INFORMATION:
# # # #

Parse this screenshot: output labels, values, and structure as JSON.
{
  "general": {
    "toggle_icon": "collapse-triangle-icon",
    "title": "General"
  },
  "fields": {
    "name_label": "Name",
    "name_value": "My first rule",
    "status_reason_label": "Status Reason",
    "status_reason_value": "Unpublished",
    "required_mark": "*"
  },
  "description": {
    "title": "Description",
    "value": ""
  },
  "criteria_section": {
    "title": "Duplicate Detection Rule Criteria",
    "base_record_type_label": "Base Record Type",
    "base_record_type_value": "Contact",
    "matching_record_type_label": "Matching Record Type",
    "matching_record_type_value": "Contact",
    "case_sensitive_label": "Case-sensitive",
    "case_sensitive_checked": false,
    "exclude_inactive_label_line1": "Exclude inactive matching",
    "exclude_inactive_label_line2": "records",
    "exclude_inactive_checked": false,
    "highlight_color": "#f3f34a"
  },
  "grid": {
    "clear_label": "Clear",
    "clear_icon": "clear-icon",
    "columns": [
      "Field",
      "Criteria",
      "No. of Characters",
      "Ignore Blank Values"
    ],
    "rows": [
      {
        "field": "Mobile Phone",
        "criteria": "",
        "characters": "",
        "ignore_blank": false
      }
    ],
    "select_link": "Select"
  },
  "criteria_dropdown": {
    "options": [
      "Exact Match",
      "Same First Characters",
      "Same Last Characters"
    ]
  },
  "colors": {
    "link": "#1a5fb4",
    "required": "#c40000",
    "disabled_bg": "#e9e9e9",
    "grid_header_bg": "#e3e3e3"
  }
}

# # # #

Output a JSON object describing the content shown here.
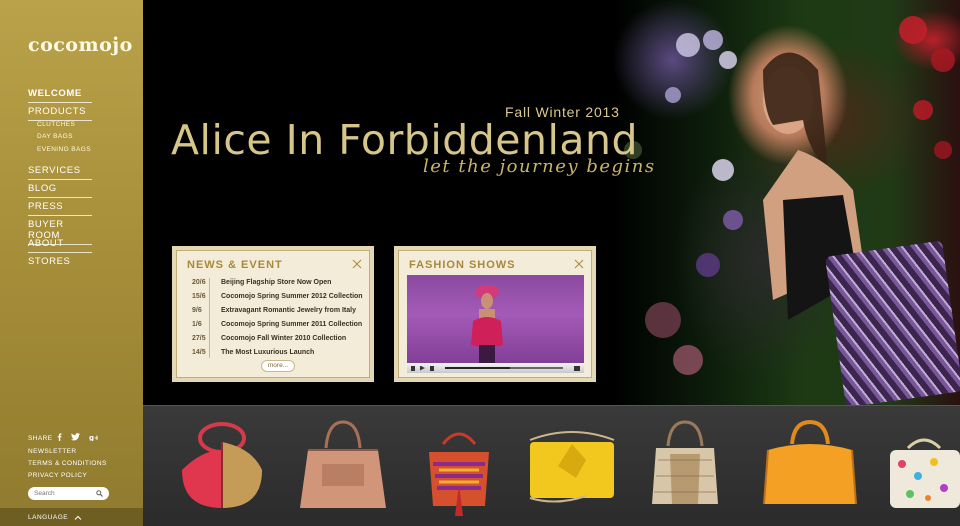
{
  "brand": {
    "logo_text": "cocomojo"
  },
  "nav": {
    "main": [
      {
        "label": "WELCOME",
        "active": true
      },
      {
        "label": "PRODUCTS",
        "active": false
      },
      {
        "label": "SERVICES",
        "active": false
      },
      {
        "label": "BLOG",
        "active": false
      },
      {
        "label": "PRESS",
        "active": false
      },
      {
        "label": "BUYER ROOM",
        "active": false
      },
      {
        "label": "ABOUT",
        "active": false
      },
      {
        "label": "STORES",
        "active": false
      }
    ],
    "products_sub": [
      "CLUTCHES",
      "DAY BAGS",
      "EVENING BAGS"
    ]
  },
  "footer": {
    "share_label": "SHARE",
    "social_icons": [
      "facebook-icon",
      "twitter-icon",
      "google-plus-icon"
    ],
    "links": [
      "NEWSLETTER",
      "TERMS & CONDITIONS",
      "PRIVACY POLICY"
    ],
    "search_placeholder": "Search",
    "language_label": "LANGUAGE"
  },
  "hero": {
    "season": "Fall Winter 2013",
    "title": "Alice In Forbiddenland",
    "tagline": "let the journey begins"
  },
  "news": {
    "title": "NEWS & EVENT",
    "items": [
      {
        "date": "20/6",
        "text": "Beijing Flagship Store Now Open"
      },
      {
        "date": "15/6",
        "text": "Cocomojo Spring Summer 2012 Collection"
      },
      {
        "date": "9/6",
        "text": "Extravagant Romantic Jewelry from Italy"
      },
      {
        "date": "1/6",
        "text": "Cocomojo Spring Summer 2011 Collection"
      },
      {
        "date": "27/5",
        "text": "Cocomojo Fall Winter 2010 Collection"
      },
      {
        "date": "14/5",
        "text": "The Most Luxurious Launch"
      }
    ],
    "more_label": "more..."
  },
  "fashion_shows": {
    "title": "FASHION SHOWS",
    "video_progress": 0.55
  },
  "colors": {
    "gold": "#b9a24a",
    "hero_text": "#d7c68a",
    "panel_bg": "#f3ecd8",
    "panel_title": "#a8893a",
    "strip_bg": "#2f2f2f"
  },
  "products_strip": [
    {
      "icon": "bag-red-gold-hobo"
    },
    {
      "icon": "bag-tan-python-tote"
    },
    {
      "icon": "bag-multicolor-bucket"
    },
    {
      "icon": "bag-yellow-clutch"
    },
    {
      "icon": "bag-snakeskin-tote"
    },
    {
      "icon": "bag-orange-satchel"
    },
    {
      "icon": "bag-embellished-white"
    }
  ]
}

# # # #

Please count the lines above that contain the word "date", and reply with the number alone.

6